## Given data
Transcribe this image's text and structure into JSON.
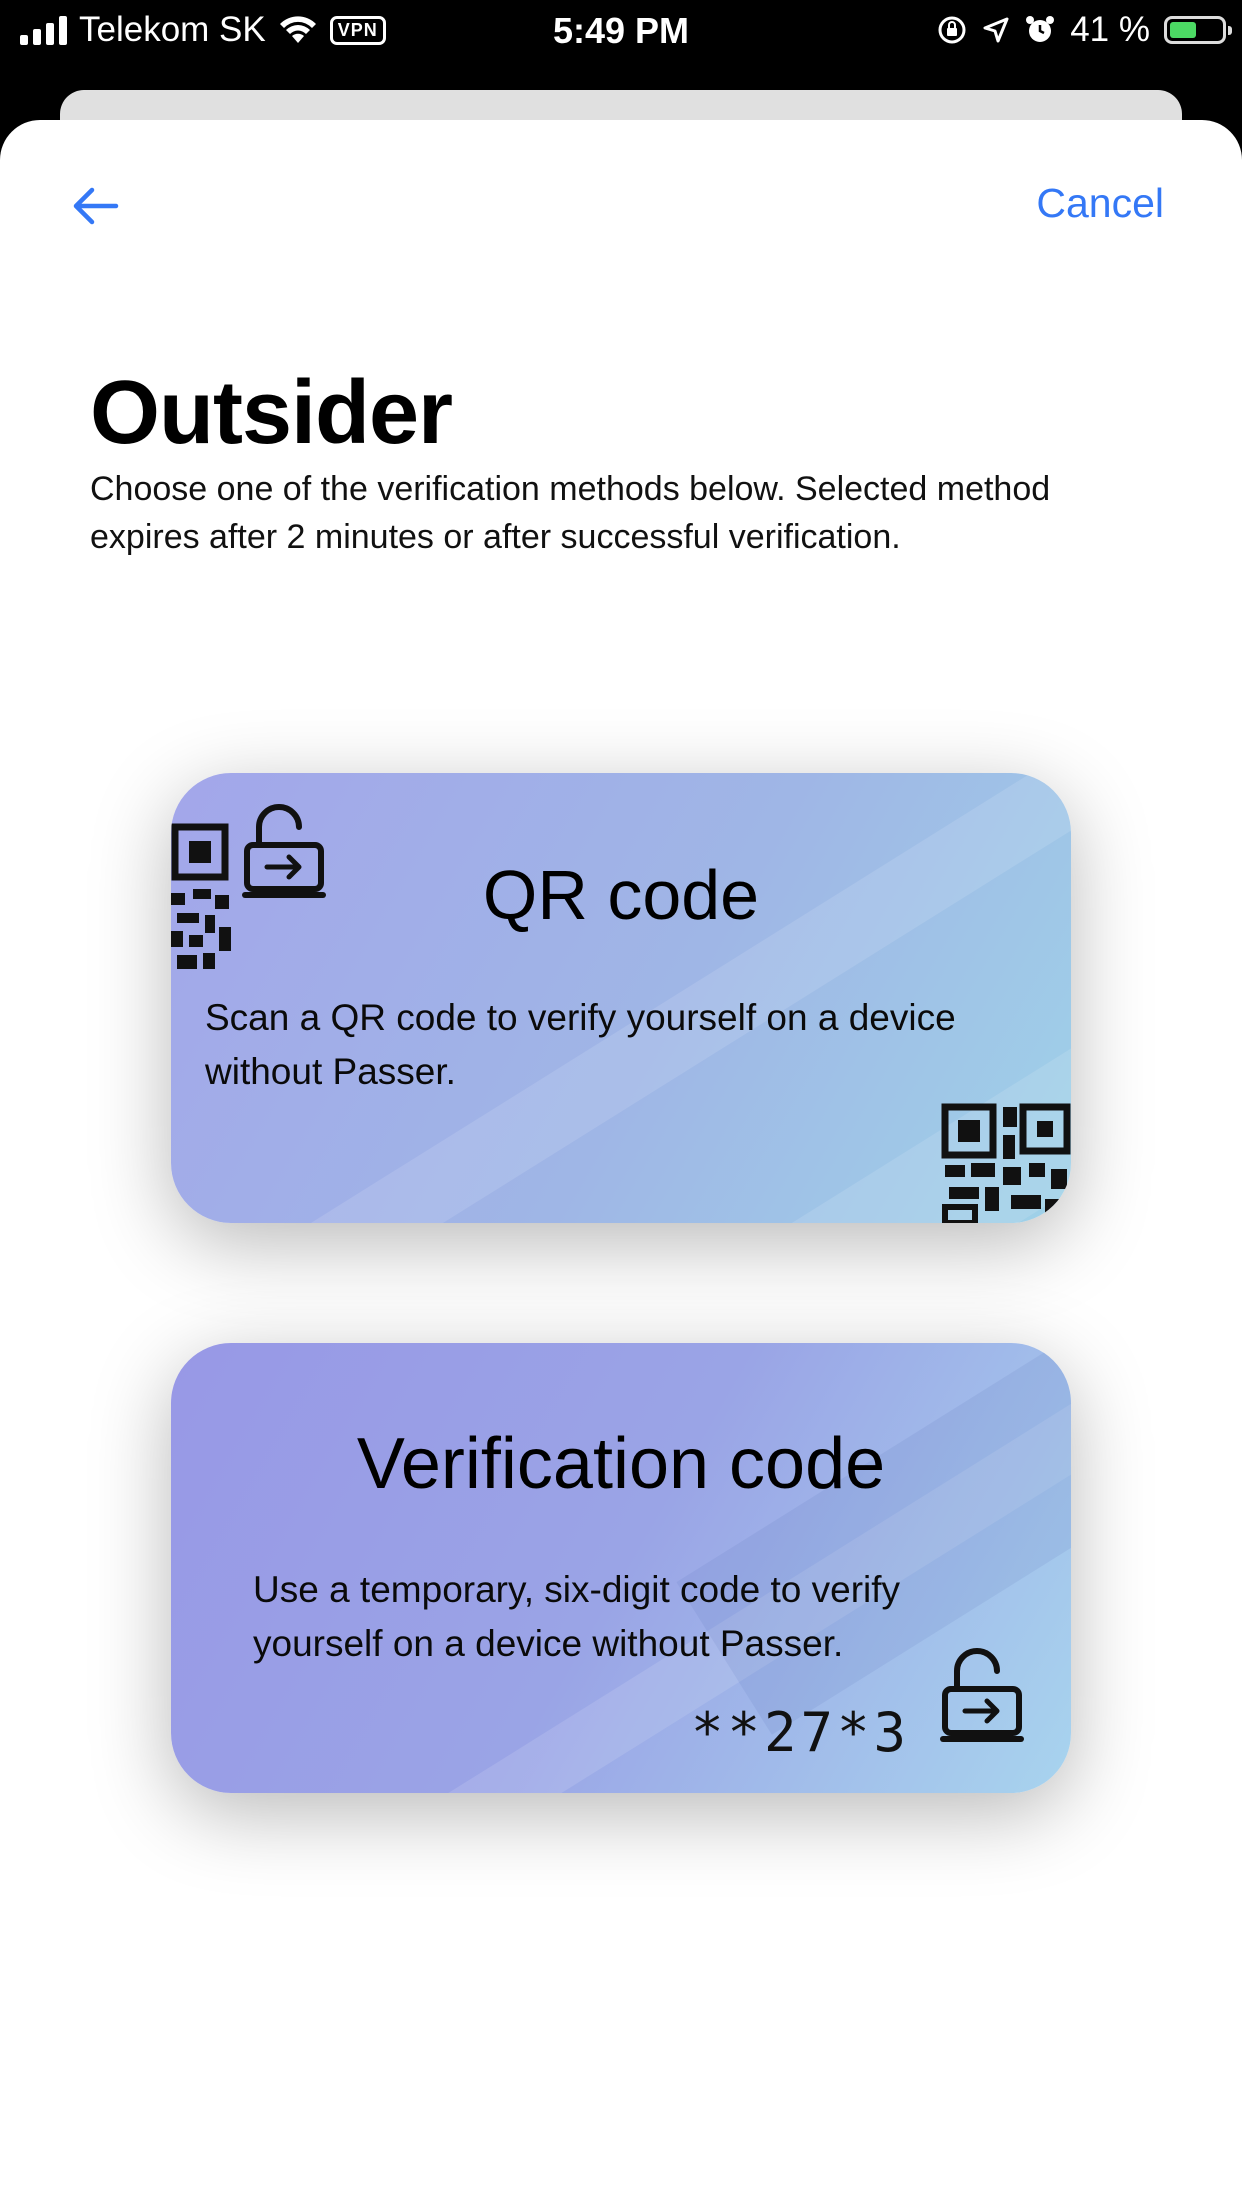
{
  "status_bar": {
    "carrier": "Telekom SK",
    "vpn": "VPN",
    "time": "5:49 PM",
    "battery_percent": "41 %",
    "battery_level": 0.41
  },
  "nav": {
    "back_icon": "arrow-left-icon",
    "cancel_label": "Cancel"
  },
  "page": {
    "title": "Outsider",
    "description": "Choose one of the verification methods below. Selected method expires after 2 minutes or after successful verification."
  },
  "cards": [
    {
      "title": "QR code",
      "text": "Scan a QR code to verify yourself on a device without Passer.",
      "icons": [
        "qr-code-icon",
        "unlock-login-icon"
      ]
    },
    {
      "title": "Verification code",
      "text": "Use a temporary, six-digit code to verify yourself on a device without Passer.",
      "code": "**27*3",
      "icons": [
        "unlock-login-icon"
      ]
    }
  ],
  "colors": {
    "accent": "#3478f6",
    "card_qr_start": "#a3a6ea",
    "card_qr_end": "#9fd2e8",
    "card_vc_start": "#9898e6",
    "card_vc_end": "#a8d4ee"
  }
}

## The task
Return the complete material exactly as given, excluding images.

## Your response
Transcribe this image's text and structure into JSON.
{
  "status_bar": {
    "carrier": "Telekom SK",
    "vpn": "VPN",
    "time": "5:49 PM",
    "battery_percent": "41 %",
    "battery_level": 0.41
  },
  "nav": {
    "back_icon": "arrow-left-icon",
    "cancel_label": "Cancel"
  },
  "page": {
    "title": "Outsider",
    "description": "Choose one of the verification methods below. Selected method expires after 2 minutes or after successful verification."
  },
  "cards": [
    {
      "title": "QR code",
      "text": "Scan a QR code to verify yourself on a device without Passer.",
      "icons": [
        "qr-code-icon",
        "unlock-login-icon"
      ]
    },
    {
      "title": "Verification code",
      "text": "Use a temporary, six-digit code to verify yourself on a device without Passer.",
      "code": "**27*3",
      "icons": [
        "unlock-login-icon"
      ]
    }
  ],
  "colors": {
    "accent": "#3478f6",
    "card_qr_start": "#a3a6ea",
    "card_qr_end": "#9fd2e8",
    "card_vc_start": "#9898e6",
    "card_vc_end": "#a8d4ee"
  }
}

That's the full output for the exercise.